Plasma thrusters are the standard for maneuvering satellites in space after the satellites have been launched. After this failed attempt, Lozano's team got funding and spent a little over a year working on the first generation of micro-electrospray thrusters. Like plasma thrusters they eject ions to produce a thrust, but their detailed engineering is very different.
“It works the same way as a candle,” Lozano said in his New Horizons talk, “except we are evaporating ions.”
Within a small square box, positive or negative ions from liquid salt are pulled by the capillary effect through microscopic, porous, conelike projections arrayed as a grid. Those ions are then electrically charged and converted into ion beams. If one has enough of those beams, one has enough thrust for a cubesat. Power to charge the thruster comes from solar cells mounted on the cubesat.
Not exactly a candle.
Initial testing of the electrospray thruster was far more promising than their earlier miniaturized plasma thruster.
The first runs only lasted about ten seconds before the devices failed. But the team was excited. Lozano was animated as he exclaimed about this not-so-small accomplishment,
“That’s very cool!” he said. “It’s great!”
When cubesat deployment started to accelerate in 2011, Lozano and his team began working even harder. A ten-second run is not going to be enough to give a pumpkin much of a shove, even in space. And to be part of the new space revolution, the team had to work fast.
The big payoff
This summer Lozano and his team conducted the first realistic, successful fires of the microthrusters. They attached two microthrusters to a cubesat, one on either side, floated the cubesat in a vacuum chamber, and fired the thrusters. They published their initial results as a paper for the 34th International Electric Propulsion Conference in Hyogo-Kobe, Japan in July.
In what Lozano playfully referred to as a “boring demonstration” because of the lack of light the thrusters give off, Lozano showed a video of the cubesat spinning at two revolutions a minute. Not bad for two thrusters. Then in a separate test they fired a thruster continuously for 140 hours to see if the fuel would be exhausted.
“It wasn’t clear if we would be able to get all the ions out. But we did. The tank was dry,” Lozano said when he displayed the tiny depleted fuel tank.
And with no corrosion, an efficient propulsion system unlikely to harm other satellite components seemed to be in hand.
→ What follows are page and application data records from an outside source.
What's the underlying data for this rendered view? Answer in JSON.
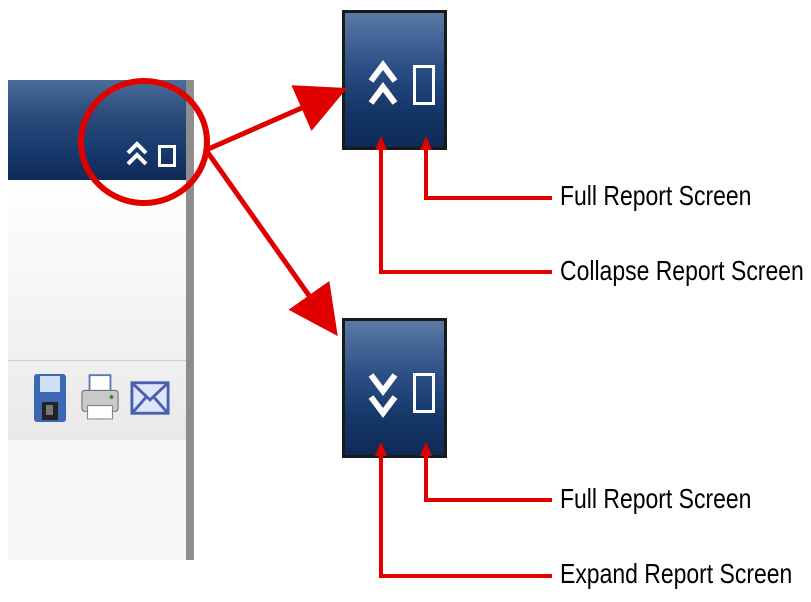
{
  "labels": {
    "full_top": "Full Report Screen",
    "collapse": "Collapse Report Screen",
    "full_bottom": "Full Report Screen",
    "expand": "Expand Report Screen"
  },
  "icons": {
    "collapse": "double-chevron-up-icon",
    "expand": "double-chevron-down-icon",
    "full": "full-screen-square-icon",
    "save": "floppy-disk-icon",
    "print": "printer-icon",
    "email": "envelope-icon"
  },
  "colors": {
    "annotation": "#e10000",
    "titlebar": "#173a6e"
  }
}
Lozano’s team has sent three eight-module propulsion units to NASA for testing. If NASA’s on-ground testing goes well, they could soon be sent into orbit. Lozano and his team are currently working on units that can deal with the bigger challenges of space travel outside of Earth orbit—longer missions and increased data capabilities within such a tiny package. This is their plan for the upcoming year.
For everyone else, Lozano says these candle-driven pumpkins will be available for purchase soon. And the promises of decades ago about a new era in which millions of people can work in space should become a reality.
Casey Gilman is a doctoral candidate at the University of Massachusetts Amherst studying evolutionary ecology. When she grows up she hopes to become a science writer. Her various endeavors can be found at casey-gilman.com.